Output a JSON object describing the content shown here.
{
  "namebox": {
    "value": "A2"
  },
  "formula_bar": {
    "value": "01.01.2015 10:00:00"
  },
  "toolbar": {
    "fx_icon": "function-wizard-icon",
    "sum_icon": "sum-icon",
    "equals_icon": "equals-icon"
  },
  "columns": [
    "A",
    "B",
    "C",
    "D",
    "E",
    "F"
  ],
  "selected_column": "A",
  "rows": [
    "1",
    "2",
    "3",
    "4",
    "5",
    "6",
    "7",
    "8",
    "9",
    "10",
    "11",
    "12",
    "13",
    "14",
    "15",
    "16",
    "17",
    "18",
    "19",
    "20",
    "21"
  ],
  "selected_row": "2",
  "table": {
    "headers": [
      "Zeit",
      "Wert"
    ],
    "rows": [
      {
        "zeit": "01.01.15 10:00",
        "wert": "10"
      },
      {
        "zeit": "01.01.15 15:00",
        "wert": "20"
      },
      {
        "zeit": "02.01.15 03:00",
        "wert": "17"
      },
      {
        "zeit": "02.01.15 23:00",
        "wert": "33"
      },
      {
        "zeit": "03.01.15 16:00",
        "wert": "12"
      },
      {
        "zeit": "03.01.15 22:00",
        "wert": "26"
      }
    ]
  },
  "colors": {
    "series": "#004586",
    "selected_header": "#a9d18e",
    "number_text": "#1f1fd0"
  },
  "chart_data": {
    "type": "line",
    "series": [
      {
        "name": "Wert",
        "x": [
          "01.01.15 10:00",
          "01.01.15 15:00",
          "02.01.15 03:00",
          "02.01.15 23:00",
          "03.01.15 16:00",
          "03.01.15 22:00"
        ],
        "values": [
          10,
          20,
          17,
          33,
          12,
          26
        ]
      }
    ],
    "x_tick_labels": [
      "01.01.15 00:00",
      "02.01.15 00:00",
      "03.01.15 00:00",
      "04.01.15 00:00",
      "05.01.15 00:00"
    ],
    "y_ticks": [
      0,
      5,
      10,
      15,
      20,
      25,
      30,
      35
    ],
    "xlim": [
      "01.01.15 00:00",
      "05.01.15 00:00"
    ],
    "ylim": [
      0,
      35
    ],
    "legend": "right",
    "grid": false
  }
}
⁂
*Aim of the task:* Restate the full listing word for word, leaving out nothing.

*Result of this exercise:*
Output a JSON object describing the content shown here.
{
  "namebox": {
    "value": "A2"
  },
  "formula_bar": {
    "value": "01.01.2015 10:00:00"
  },
  "toolbar": {
    "fx_icon": "function-wizard-icon",
    "sum_icon": "sum-icon",
    "equals_icon": "equals-icon"
  },
  "columns": [
    "A",
    "B",
    "C",
    "D",
    "E",
    "F"
  ],
  "selected_column": "A",
  "rows": [
    "1",
    "2",
    "3",
    "4",
    "5",
    "6",
    "7",
    "8",
    "9",
    "10",
    "11",
    "12",
    "13",
    "14",
    "15",
    "16",
    "17",
    "18",
    "19",
    "20",
    "21"
  ],
  "selected_row": "2",
  "table": {
    "headers": [
      "Zeit",
      "Wert"
    ],
    "rows": [
      {
        "zeit": "01.01.15 10:00",
        "wert": "10"
      },
      {
        "zeit": "01.01.15 15:00",
        "wert": "20"
      },
      {
        "zeit": "02.01.15 03:00",
        "wert": "17"
      },
      {
        "zeit": "02.01.15 23:00",
        "wert": "33"
      },
      {
        "zeit": "03.01.15 16:00",
        "wert": "12"
      },
      {
        "zeit": "03.01.15 22:00",
        "wert": "26"
      }
    ]
  },
  "colors": {
    "series": "#004586",
    "selected_header": "#a9d18e",
    "number_text": "#1f1fd0"
  },
  "chart_data": {
    "type": "line",
    "series": [
      {
        "name": "Wert",
        "x": [
          "01.01.15 10:00",
          "01.01.15 15:00",
          "02.01.15 03:00",
          "02.01.15 23:00",
          "03.01.15 16:00",
          "03.01.15 22:00"
        ],
        "values": [
          10,
          20,
          17,
          33,
          12,
          26
        ]
      }
    ],
    "x_tick_labels": [
      "01.01.15 00:00",
      "02.01.15 00:00",
      "03.01.15 00:00",
      "04.01.15 00:00",
      "05.01.15 00:00"
    ],
    "y_ticks": [
      0,
      5,
      10,
      15,
      20,
      25,
      30,
      35
    ],
    "xlim": [
      "01.01.15 00:00",
      "05.01.15 00:00"
    ],
    "ylim": [
      0,
      35
    ],
    "legend": "right",
    "grid": false
  }
}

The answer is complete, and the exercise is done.